One fan walked toward the police line with his arms spread out. Officers responded by shooting the man with pepper balls multiple times, then grabbing him and pulling him behind the police line.
Once behind the line, the officers held the man in place while one officer kneed him in the stomach, then punched him three to four times in the stomach and torso, before the other officers forced the man to the ground.
Dugan declined to comment on officers’ use of force.
Businesses on University Boulevard struggled to stay out of the way of the conflict between police and the crowd. No Anchovies, a restaurant on University Boulevard, refused to let people in once the struggle began. One crowd member who said he had asthma tried to take refuge from the pepper spray inside the restaurant and was turned away.
The police line advanced on the crowd, pushing some back with batons, and continued issuing commands to disperse. Crowd members remained in the streets until about 9:30 p.m., at which point the police line had pushed any straggling members back to the intersection of University Boulevard and Euclid Avenue.
A street sign was torn down by the crowd, and some of the projectiles thrown by those involved in the gathering struck police cruisers in the area, Dugan said. The full extent of the damage done during the melee is unknown.
In total, 15 crowd members were taken into custody. Three of the 15 people taken into custody complained of minor injuries, but the total number of injuries sustained is unknown at this time, Dugan said.
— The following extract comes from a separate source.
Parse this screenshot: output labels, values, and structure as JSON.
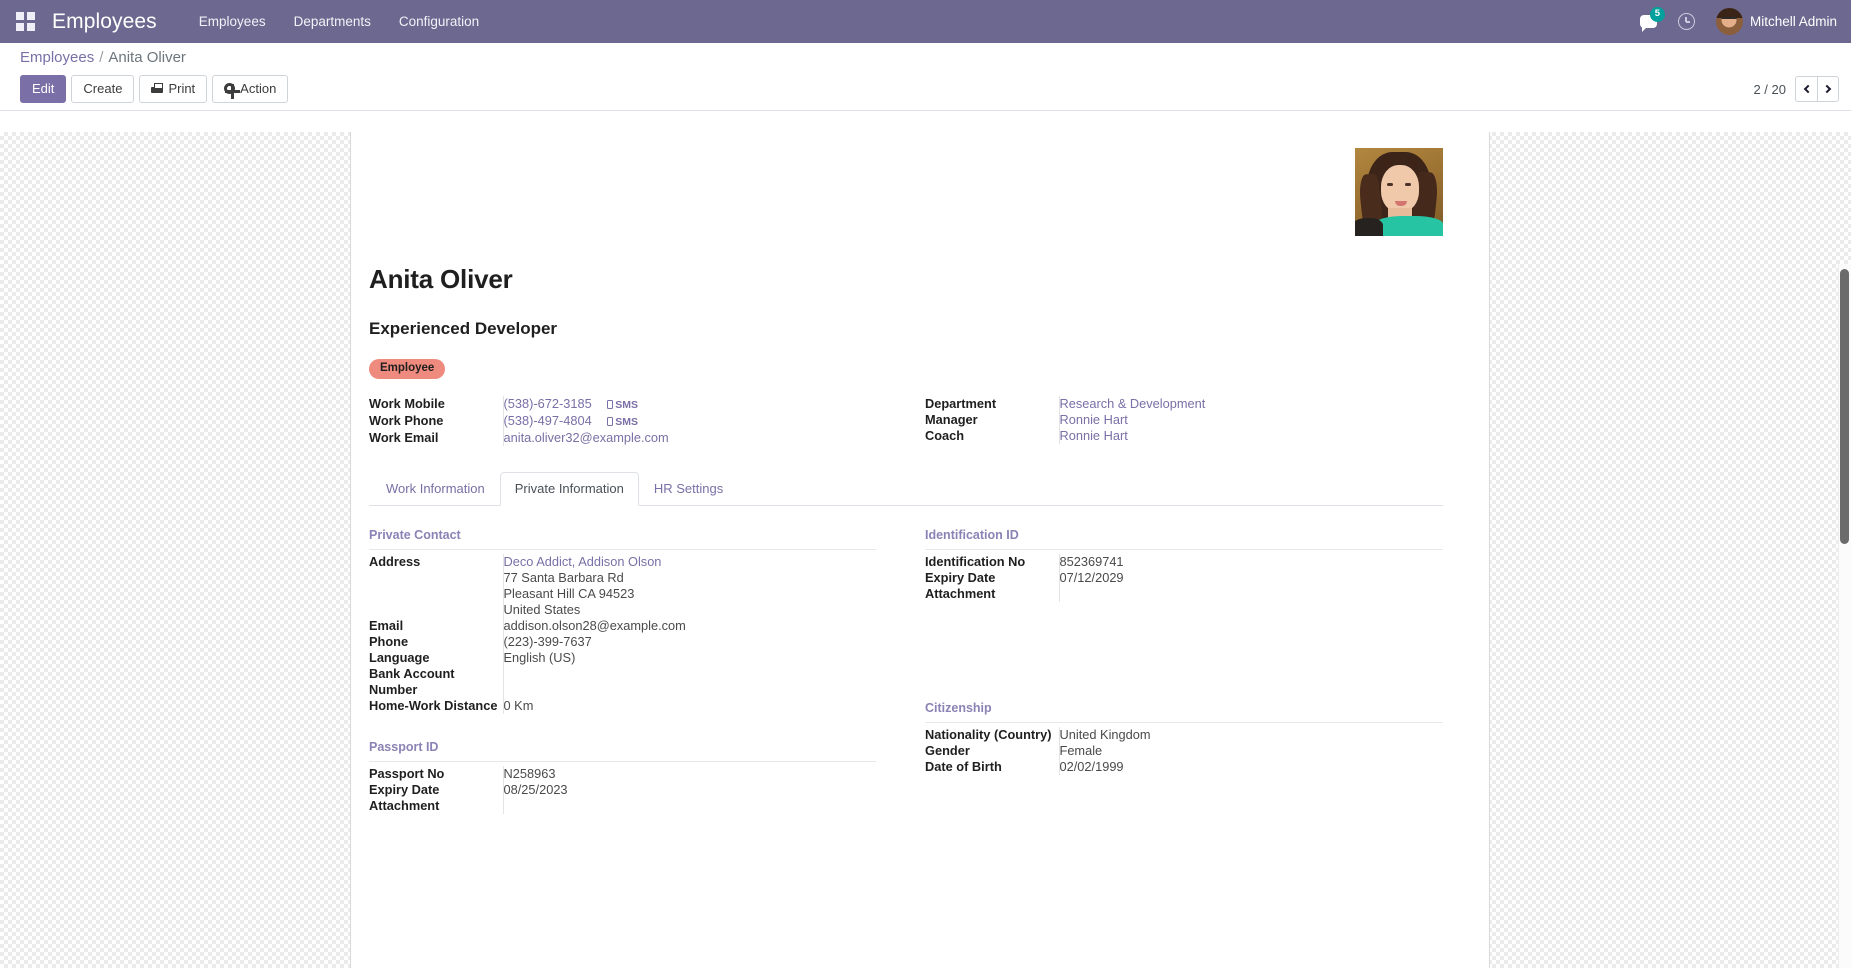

Officers from University of Arizona Police Department were also present on University Boulevard, although not to the same extent as TPD, said Sgt. Fil Barrera, a spokesman for UAPD. Barrera said UAPD had about 15 officers to assist in point control and holding some intersections.
A statement issued by the Dean of Students Office expressed disappointment with Arizona fans, and stated that any UA students found to be in violation of the Student Code of Conduct during the time of the clash would be held accountable. Chris Sigurdson, senior associate vice president of university relations, said the Dean of Students Office plans to follow the normal procedure for students who commit an act that violates the code of conduct.
“Obviously the students who obeyed the police orders are not in trouble,” Sigurdson said, “but for any student that may have been arrested or identified … the Dean of Students will call him or her in for an interview and then make a determination.”
Some students said they thought the police presence played a role in exciting the crowd.
Max McKinley, a media entertainment junior, was shot in the side with a pepper ball by officers. McKinley said he blamed the heavy police presence for the disturbance.
“You want to know why the riots are happening? Because they’re making it happen,” McKinley said. “If the cops didn’t come, we would all go to where we want to go, but because there are cops here … shit like this is going to make students riot more and more. Cops make this kind of stuff happen.”
— Ethan McSweeney, Meghan Fernandez, Elizabeth Eaton, Savannah Douglas and Rebecca Sasnett contributed reporting to this article